- Problem to work on
Leave out the pictures and print the records below exactly.

- Source data
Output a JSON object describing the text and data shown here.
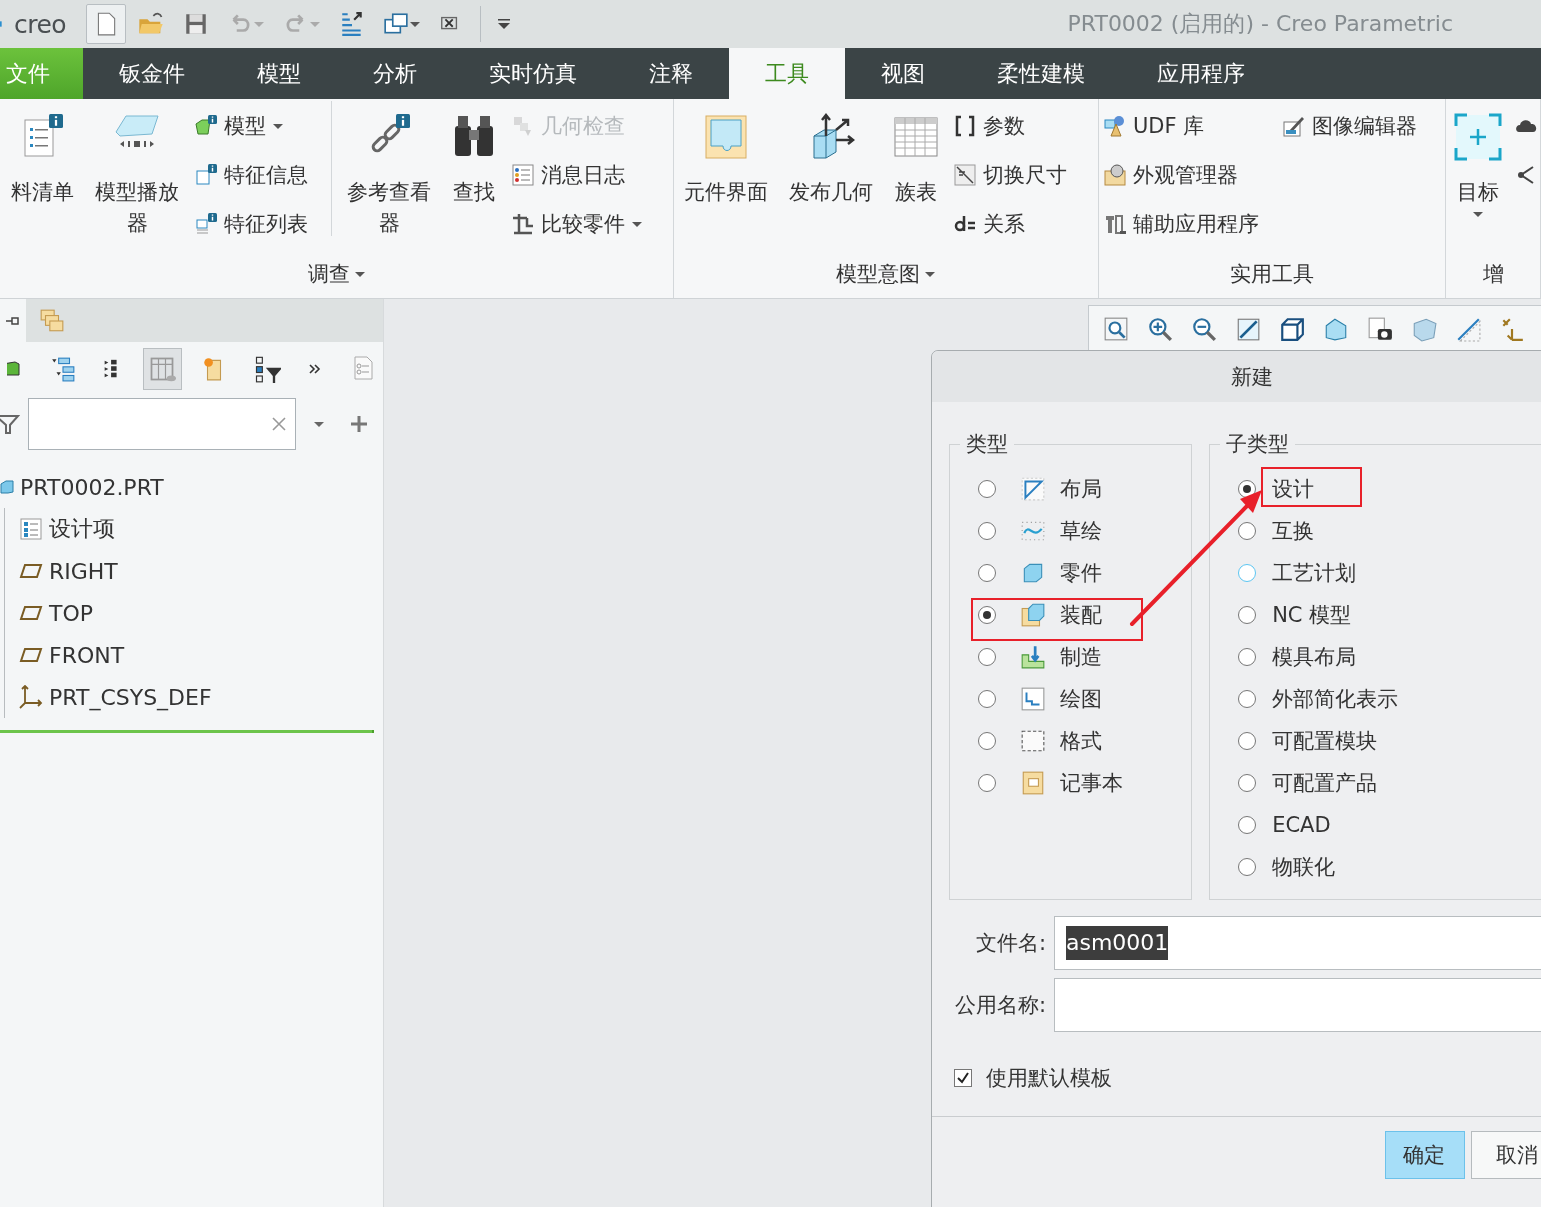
{
  "title_bar": {
    "logo": "creo",
    "title": "PRT0002 (启用的) - Creo Parametric"
  },
  "ribbon_tabs": [
    {
      "label": "文件",
      "kind": "file",
      "selected": false
    },
    {
      "label": "钣金件",
      "kind": "tab",
      "selected": false
    },
    {
      "label": "模型",
      "kind": "tab",
      "selected": false
    },
    {
      "label": "分析",
      "kind": "tab",
      "selected": false
    },
    {
      "label": "实时仿真",
      "kind": "tab",
      "selected": false
    },
    {
      "label": "注释",
      "kind": "tab",
      "selected": false
    },
    {
      "label": "工具",
      "kind": "tab",
      "selected": true
    },
    {
      "label": "视图",
      "kind": "tab",
      "selected": false
    },
    {
      "label": "柔性建模",
      "kind": "tab",
      "selected": false
    },
    {
      "label": "应用程序",
      "kind": "tab",
      "selected": false
    }
  ],
  "ribbon_groups": [
    {
      "label": "调查",
      "menu": true,
      "columns": [
        {
          "kind": "large",
          "label": "料清单",
          "dropdown": false
        },
        {
          "kind": "large",
          "label": "模型播放器",
          "dropdown": false
        },
        {
          "kind": "stack",
          "items": [
            {
              "label": "模型",
              "dropdown": true,
              "disabled": false
            },
            {
              "label": "特征信息",
              "dropdown": false,
              "disabled": false
            },
            {
              "label": "特征列表",
              "dropdown": false,
              "disabled": false
            }
          ]
        },
        {
          "kind": "separator"
        },
        {
          "kind": "large",
          "label": "参考查看器",
          "dropdown": false
        },
        {
          "kind": "large",
          "label": "查找",
          "dropdown": false
        },
        {
          "kind": "stack",
          "items": [
            {
              "label": "几何检查",
              "dropdown": false,
              "disabled": true
            },
            {
              "label": "消息日志",
              "dropdown": false,
              "disabled": false
            },
            {
              "label": "比较零件",
              "dropdown": true,
              "disabled": false
            }
          ]
        }
      ]
    },
    {
      "label": "模型意图",
      "menu": true,
      "columns": [
        {
          "kind": "large",
          "label": "元件界面",
          "dropdown": false
        },
        {
          "kind": "large",
          "label": "发布几何",
          "dropdown": false
        },
        {
          "kind": "large",
          "label": "族表",
          "dropdown": false
        },
        {
          "kind": "stack",
          "items": [
            {
              "label": "参数",
              "dropdown": false,
              "disabled": false
            },
            {
              "label": "切换尺寸",
              "dropdown": false,
              "disabled": false
            },
            {
              "label": "关系",
              "dropdown": false,
              "disabled": false
            }
          ]
        }
      ]
    },
    {
      "label": "实用工具",
      "menu": false,
      "columns": [
        {
          "kind": "stack",
          "items": [
            {
              "label": "UDF 库",
              "dropdown": false,
              "disabled": false
            },
            {
              "label": "外观管理器",
              "dropdown": false,
              "disabled": false
            },
            {
              "label": "辅助应用程序",
              "dropdown": false,
              "disabled": false
            }
          ]
        },
        {
          "kind": "stack",
          "items": [
            {
              "label": "图像编辑器",
              "dropdown": false,
              "disabled": false
            }
          ]
        }
      ]
    },
    {
      "label": "增",
      "menu": false,
      "columns": [
        {
          "kind": "large",
          "label": "目标",
          "dropdown": true
        },
        {
          "kind": "icon_stack"
        }
      ]
    }
  ],
  "panel_tabs": [
    {
      "selected": true
    },
    {
      "selected": false
    }
  ],
  "model_tree": [
    {
      "label": "PRT0002.PRT",
      "kind": "part",
      "children": [
        {
          "label": "设计项",
          "kind": "design_items"
        },
        {
          "label": "RIGHT",
          "kind": "datum_plane"
        },
        {
          "label": "TOP",
          "kind": "datum_plane"
        },
        {
          "label": "FRONT",
          "kind": "datum_plane"
        },
        {
          "label": "PRT_CSYS_DEF",
          "kind": "csys"
        }
      ]
    }
  ],
  "dialog": {
    "title": "新建",
    "type_group": {
      "legend": "类型",
      "options": [
        {
          "label": "布局",
          "selected": false
        },
        {
          "label": "草绘",
          "selected": false
        },
        {
          "label": "零件",
          "selected": false
        },
        {
          "label": "装配",
          "selected": true
        },
        {
          "label": "制造",
          "selected": false
        },
        {
          "label": "绘图",
          "selected": false
        },
        {
          "label": "格式",
          "selected": false
        },
        {
          "label": "记事本",
          "selected": false
        }
      ]
    },
    "subtype_group": {
      "legend": "子类型",
      "options": [
        {
          "label": "设计",
          "selected": true,
          "hovered": false
        },
        {
          "label": "互换",
          "selected": false,
          "hovered": false
        },
        {
          "label": "工艺计划",
          "selected": false,
          "hovered": true
        },
        {
          "label": "NC 模型",
          "selected": false,
          "hovered": false
        },
        {
          "label": "模具布局",
          "selected": false,
          "hovered": false
        },
        {
          "label": "外部简化表示",
          "selected": false,
          "hovered": false
        },
        {
          "label": "可配置模块",
          "selected": false,
          "hovered": false
        },
        {
          "label": "可配置产品",
          "selected": false,
          "hovered": false
        },
        {
          "label": "ECAD",
          "selected": false,
          "hovered": false
        },
        {
          "label": "物联化",
          "selected": false,
          "hovered": false
        }
      ]
    },
    "fields": [
      {
        "label": "文件名:",
        "value": "asm0001",
        "highlighted": true
      },
      {
        "label": "公用名称:"
      }
    ],
    "checkbox": {
      "label": "使用默认模板",
      "checked": true
    },
    "buttons": [
      {
        "label": "确定",
        "kind": "primary"
      },
      {
        "label": "取消",
        "kind": "secondary"
      }
    ]
  }
}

- Output of the exercise
Output a JSON object describing the text and data shown here.
{
  "title_bar": {
    "logo": "creo",
    "title": "PRT0002 (启用的) - Creo Parametric"
  },
  "ribbon_tabs": [
    {
      "label": "文件",
      "kind": "file",
      "selected": false
    },
    {
      "label": "钣金件",
      "kind": "tab",
      "selected": false
    },
    {
      "label": "模型",
      "kind": "tab",
      "selected": false
    },
    {
      "label": "分析",
      "kind": "tab",
      "selected": false
    },
    {
      "label": "实时仿真",
      "kind": "tab",
      "selected": false
    },
    {
      "label": "注释",
      "kind": "tab",
      "selected": false
    },
    {
      "label": "工具",
      "kind": "tab",
      "selected": true
    },
    {
      "label": "视图",
      "kind": "tab",
      "selected": false
    },
    {
      "label": "柔性建模",
      "kind": "tab",
      "selected": false
    },
    {
      "label": "应用程序",
      "kind": "tab",
      "selected": false
    }
  ],
  "ribbon_groups": [
    {
      "label": "调查",
      "menu": true,
      "columns": [
        {
          "kind": "large",
          "label": "料清单",
          "dropdown": false
        },
        {
          "kind": "large",
          "label": "模型播放器",
          "dropdown": false
        },
        {
          "kind": "stack",
          "items": [
            {
              "label": "模型",
              "dropdown": true,
              "disabled": false
            },
            {
              "label": "特征信息",
              "dropdown": false,
              "disabled": false
            },
            {
              "label": "特征列表",
              "dropdown": false,
              "disabled": false
            }
          ]
        },
        {
          "kind": "separator"
        },
        {
          "kind": "large",
          "label": "参考查看器",
          "dropdown": false
        },
        {
          "kind": "large",
          "label": "查找",
          "dropdown": false
        },
        {
          "kind": "stack",
          "items": [
            {
              "label": "几何检查",
              "dropdown": false,
              "disabled": true
            },
            {
              "label": "消息日志",
              "dropdown": false,
              "disabled": false
            },
            {
              "label": "比较零件",
              "dropdown": true,
              "disabled": false
            }
          ]
        }
      ]
    },
    {
      "label": "模型意图",
      "menu": true,
      "columns": [
        {
          "kind": "large",
          "label": "元件界面",
          "dropdown": false
        },
        {
          "kind": "large",
          "label": "发布几何",
          "dropdown": false
        },
        {
          "kind": "large",
          "label": "族表",
          "dropdown": false
        },
        {
          "kind": "stack",
          "items": [
            {
              "label": "参数",
              "dropdown": false,
              "disabled": false
            },
            {
              "label": "切换尺寸",
              "dropdown": false,
              "disabled": false
            },
            {
              "label": "关系",
              "dropdown": false,
              "disabled": false
            }
          ]
        }
      ]
    },
    {
      "label": "实用工具",
      "menu": false,
      "columns": [
        {
          "kind": "stack",
          "items": [
            {
              "label": "UDF 库",
              "dropdown": false,
              "disabled": false
            },
            {
              "label": "外观管理器",
              "dropdown": false,
              "disabled": false
            },
            {
              "label": "辅助应用程序",
              "dropdown": false,
              "disabled": false
            }
          ]
        },
        {
          "kind": "stack",
          "items": [
            {
              "label": "图像编辑器",
              "dropdown": false,
              "disabled": false
            }
          ]
        }
      ]
    },
    {
      "label": "增",
      "menu": false,
      "columns": [
        {
          "kind": "large",
          "label": "目标",
          "dropdown": true
        },
        {
          "kind": "icon_stack"
        }
      ]
    }
  ],
  "panel_tabs": [
    {
      "selected": true
    },
    {
      "selected": false
    }
  ],
  "model_tree": [
    {
      "label": "PRT0002.PRT",
      "kind": "part",
      "children": [
        {
          "label": "设计项",
          "kind": "design_items"
        },
        {
          "label": "RIGHT",
          "kind": "datum_plane"
        },
        {
          "label": "TOP",
          "kind": "datum_plane"
        },
        {
          "label": "FRONT",
          "kind": "datum_plane"
        },
        {
          "label": "PRT_CSYS_DEF",
          "kind": "csys"
        }
      ]
    }
  ],
  "dialog": {
    "title": "新建",
    "type_group": {
      "legend": "类型",
      "options": [
        {
          "label": "布局",
          "selected": false
        },
        {
          "label": "草绘",
          "selected": false
        },
        {
          "label": "零件",
          "selected": false
        },
        {
          "label": "装配",
          "selected": true
        },
        {
          "label": "制造",
          "selected": false
        },
        {
          "label": "绘图",
          "selected": false
        },
        {
          "label": "格式",
          "selected": false
        },
        {
          "label": "记事本",
          "selected": false
        }
      ]
    },
    "subtype_group": {
      "legend": "子类型",
      "options": [
        {
          "label": "设计",
          "selected": true,
          "hovered": false
        },
        {
          "label": "互换",
          "selected": false,
          "hovered": false
        },
        {
          "label": "工艺计划",
          "selected": false,
          "hovered": true
        },
        {
          "label": "NC 模型",
          "selected": false,
          "hovered": false
        },
        {
          "label": "模具布局",
          "selected": false,
          "hovered": false
        },
        {
          "label": "外部简化表示",
          "selected": false,
          "hovered": false
        },
        {
          "label": "可配置模块",
          "selected": false,
          "hovered": false
        },
        {
          "label": "可配置产品",
          "selected": false,
          "hovered": false
        },
        {
          "label": "ECAD",
          "selected": false,
          "hovered": false
        },
        {
          "label": "物联化",
          "selected": false,
          "hovered": false
        }
      ]
    },
    "fields": [
      {
        "label": "文件名:",
        "value": "asm0001",
        "highlighted": true
      },
      {
        "label": "公用名称:"
      }
    ],
    "checkbox": {
      "label": "使用默认模板",
      "checked": true
    },
    "buttons": [
      {
        "label": "确定",
        "kind": "primary"
      },
      {
        "label": "取消",
        "kind": "secondary"
      }
    ]
  }
}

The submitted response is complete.